CO-DESIGN – WORKING WITH ARTISANS
FASHION FOR CHANGE presented by Abeer Tahir
Women empowerment through fashion
CHO’JAC ITEMS by Thomas Kilian Bruderer
THE STORY OF NORTHERN BANGLADESH – RIVER ISLAND by Imam Hassan
Before joining weißensee kunsthochschule berlin as a student, Abeer Tahir organised training sessions for women from very remote regions of Pakistan. Through Fashion for Change, they learned to improve a product’s quality and increase sales through traditional embroidery, weaving, knitting and correct finishing techniques. Abeer is an alumna of local international.
Thomas Kilian Bruderer is an alumnus of local international.
Values like sustainability, social responsibility and honest craftsmanship are the cornerstones of the design process at Cho’jac items. A collaboration between Mexico and Germany, the traditional agave fibre nets are produced by the Maya-Tzotzil before being brought to Berlin where they are combined with timeless design elements to make for a more attractive product on the western market. The products are dyed with locally sourced natural colours. As part of this cooperation, courses are offered in Mexico that help pass on the craft of net making and thereby preserving it from extinction.
THE STORY OF NORTHERN BANGLADESH – RIVER ISLAND
Imam Hassan is a participant of local international. He has been working as a designer for Friendship Colours of the Chars for several years and gave us insights into his work and the design process. Friendship Colours of the Chars is a fashion and lifestyle brand of Friendship Enterprise. As a social enterprise of the NGO Friendship, it works with the most remote and marginalized women of the Chars (river islands) in the districts of Gaibandha and Kurigram.
CULTURAL SUSTAINABILITY STRATEGIES
a lecture by Av. Monica Moisin, Founder of the CULTURAL INTELLECTUAL PROPERTY RIGHTS INITIATIVE
Monica Moisin is a lawyer dealing with the legal protection of traditional cultural expressions and fighting for the preservation of traditional textiles and handicraft knowledge. She collaborates with artisans whose designs are copied by fashion companies in order to sell these “new” designs for a lot of money on the commercially accessible market, without linking them to their obvious authors or origin and thus denying credit where it is due. Traditional knowledge and traditional cultural expressions are a valuable asset that fashion companies often make use of. Monica Moisin is committed to ensuring that rules such as the “3Cs rule” – Consent, Credit, Compensation – are followed. If these rules are followed when working together, a fair and inspiring exchange of cultures can take place on an equal footing: co-creation and co-design instead of intervention and subordination.
taught by Judith + Johanna

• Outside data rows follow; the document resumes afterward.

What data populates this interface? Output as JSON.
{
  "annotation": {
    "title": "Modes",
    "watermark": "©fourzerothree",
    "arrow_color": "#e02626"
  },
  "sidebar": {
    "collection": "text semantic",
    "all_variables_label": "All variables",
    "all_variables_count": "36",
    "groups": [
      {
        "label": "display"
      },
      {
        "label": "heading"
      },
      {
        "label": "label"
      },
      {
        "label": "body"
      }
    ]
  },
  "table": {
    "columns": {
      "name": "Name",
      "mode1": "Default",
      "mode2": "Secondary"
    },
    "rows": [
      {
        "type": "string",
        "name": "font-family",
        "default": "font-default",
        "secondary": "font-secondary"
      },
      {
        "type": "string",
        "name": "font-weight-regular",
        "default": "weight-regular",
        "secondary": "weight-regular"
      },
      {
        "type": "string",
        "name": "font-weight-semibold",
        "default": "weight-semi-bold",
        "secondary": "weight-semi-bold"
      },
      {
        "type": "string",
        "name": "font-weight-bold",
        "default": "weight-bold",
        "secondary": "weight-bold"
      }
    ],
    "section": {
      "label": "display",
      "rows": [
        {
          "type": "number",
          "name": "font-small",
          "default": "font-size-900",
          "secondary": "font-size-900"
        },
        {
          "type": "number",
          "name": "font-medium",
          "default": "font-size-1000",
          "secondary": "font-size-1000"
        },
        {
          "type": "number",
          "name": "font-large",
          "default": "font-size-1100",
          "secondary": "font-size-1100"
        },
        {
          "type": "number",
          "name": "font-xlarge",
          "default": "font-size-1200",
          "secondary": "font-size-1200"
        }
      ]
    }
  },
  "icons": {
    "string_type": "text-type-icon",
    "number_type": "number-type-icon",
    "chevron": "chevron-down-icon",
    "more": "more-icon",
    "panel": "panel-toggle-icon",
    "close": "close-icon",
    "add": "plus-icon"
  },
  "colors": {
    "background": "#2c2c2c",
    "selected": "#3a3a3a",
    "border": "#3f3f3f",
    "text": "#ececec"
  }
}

Had we been in the same place, there would have certainly been no lack of joint extracurricular undertakings. Lockdown meant we all had to deal with new and unexpected events on a daily basis, while missing many things that would have otherwise seemed so normal. Social distancing is very tedious indeed. What gives more support than the closeness of one’s beloved friends?
One summerly Saturday, Johanna and Judith invited the local international participants to an online yoga class. In the beginning it felt strange -being in front of the camera always feels like being watched – it’s nothing like being in a room full of people. But as the class went on this sentiment quickly faded and all that remained was an image of active, heavily breathing students in their overheated rooms in front of deactivated cameras.
Creating shared memories is only possible to a limited extent these days, but in these rare moments one manages to still feel close despite being thousands of kilometres apart.
CO-DESIGN – WORKING WITH ARTISANS
Presentation by Andrea Bury, Founder of Abury and Abury foundation about th Abury design experience, co-design, giving back to communities, benefit sharing and ethical sourcing.
Abury‘s mission is to preserve traditional crafts from Africa and enable people to earn a good income through their extraordinary skills. Abury distributes traditionally manufactured products from Morocco, Ethiopia and Ecuador whereby 50% of the income is returned to the respective community or reinvested if necessary. People from remote areas in particular live in harsh poverty and unemployment which is at odds with their skills and rich cultural heritage. Abury ensures that the crafts of these rural communities are presented in an ethical way. Women especially have no access to education and therefore do not participate in economic decision making. With Abury as their business partner, they and their children are provided with access to education, which in turn enables them to do well in business. Creating intercultural understanding between people of different nations is one of Abury’s main goals.